On the flip side, aside from Eric Martin, there’s no true standout defensive lineman. Baker Steinkuhler has his good days, but everyone’s waiting for Caveman to show up on a game-to-game basis. The linebackers have disappointed and the secondary can’t handle the workload of a busted front seven.
The 2009 Cornhuskers won games with defense and mind-numbingly poor offense. A flip of the coin might be the best way to go. Is that admitting defeat or making a legitimate correction?
Obviously what’s been tried thus far by Bo Pelini isn’t working, but there is one team that gives up points by the bucketful and can’t get enough love from both fans and pundits – West Virginia.
If you sit down to watch the Mountaineers play, you know two things: you’re going to see fireworks and any defense played is completely by accident. If Nebraska decides to take a similar offense-first approach, they have the talent to make life hell for the opposition in a slower-footed Big Ten.
The toughest pill to swallow for players, coaches and fans is that they have to acknowledge that they’re going to hear the opposing fight song played a few times.
Point to Taylor Martinez’s 1-4 touchdown-to-interception ratio in losses to UCLA and Ohio State if you must, but if focus is shifted to the offense, he’ll gain precious seconds to (ideally) make better throws.
Work with the offensive line and running backs to pass block.
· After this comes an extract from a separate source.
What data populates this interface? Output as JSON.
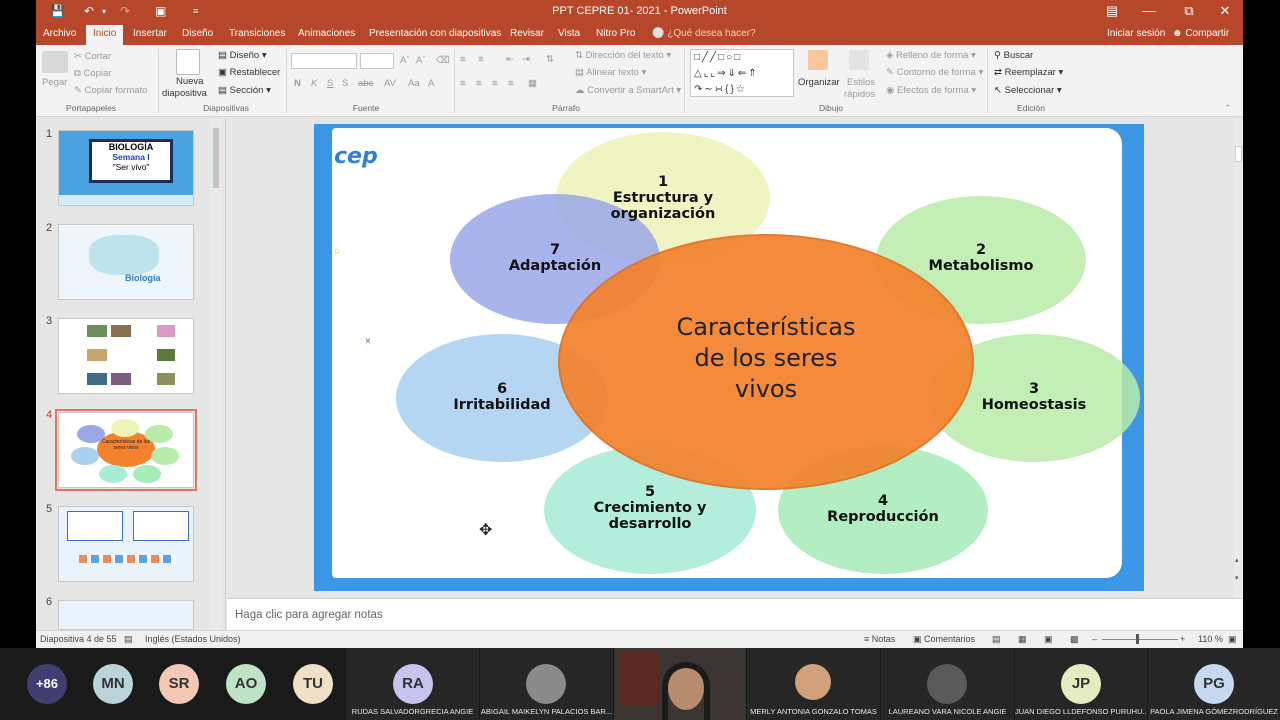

Drill everything Steve Calhoun sends across the wire into Martinez’s head three more times per week. Most importantly, hand the offense entirely over to Tim Beck and do not disturb.
This is his second year of actually calling plays and his offense is ranked No. 6 and No. 10 in rushing yards and points scored, respectively. Scoring defense, what ultimately wins and loses games, is ranked No. 75, a stark contrast to 2009’s top ranking.
Bo Pelini didn’t forget how to coach overnight, but he doesn’t have the cultivated defensive talent to rely on like in the days of Suh. Nebraska has two options for the rest of the year: Lean on the offense’s talent or try to stay balanced.
Taylor Martinez doesn’t need to be Geno Smith, he simply needs to be efficient. Throw every offensive lineman, tight end, running back and the kitchen sink at oncoming defenders. Let Kenny Bell, Quincy Enunwa, Jamal Turner and the rest do their thing.
A 45-38 win is still a win. The Mountaineers aren’t upset that people are talking about national title aspirations and a Heisman trophy winner despite having a scoring defense ranked No. 102. It seems worth a shot. What does Nebraska have to lose? Besides six more games, that is.
Follow Brandon on Twitter: @eightlaces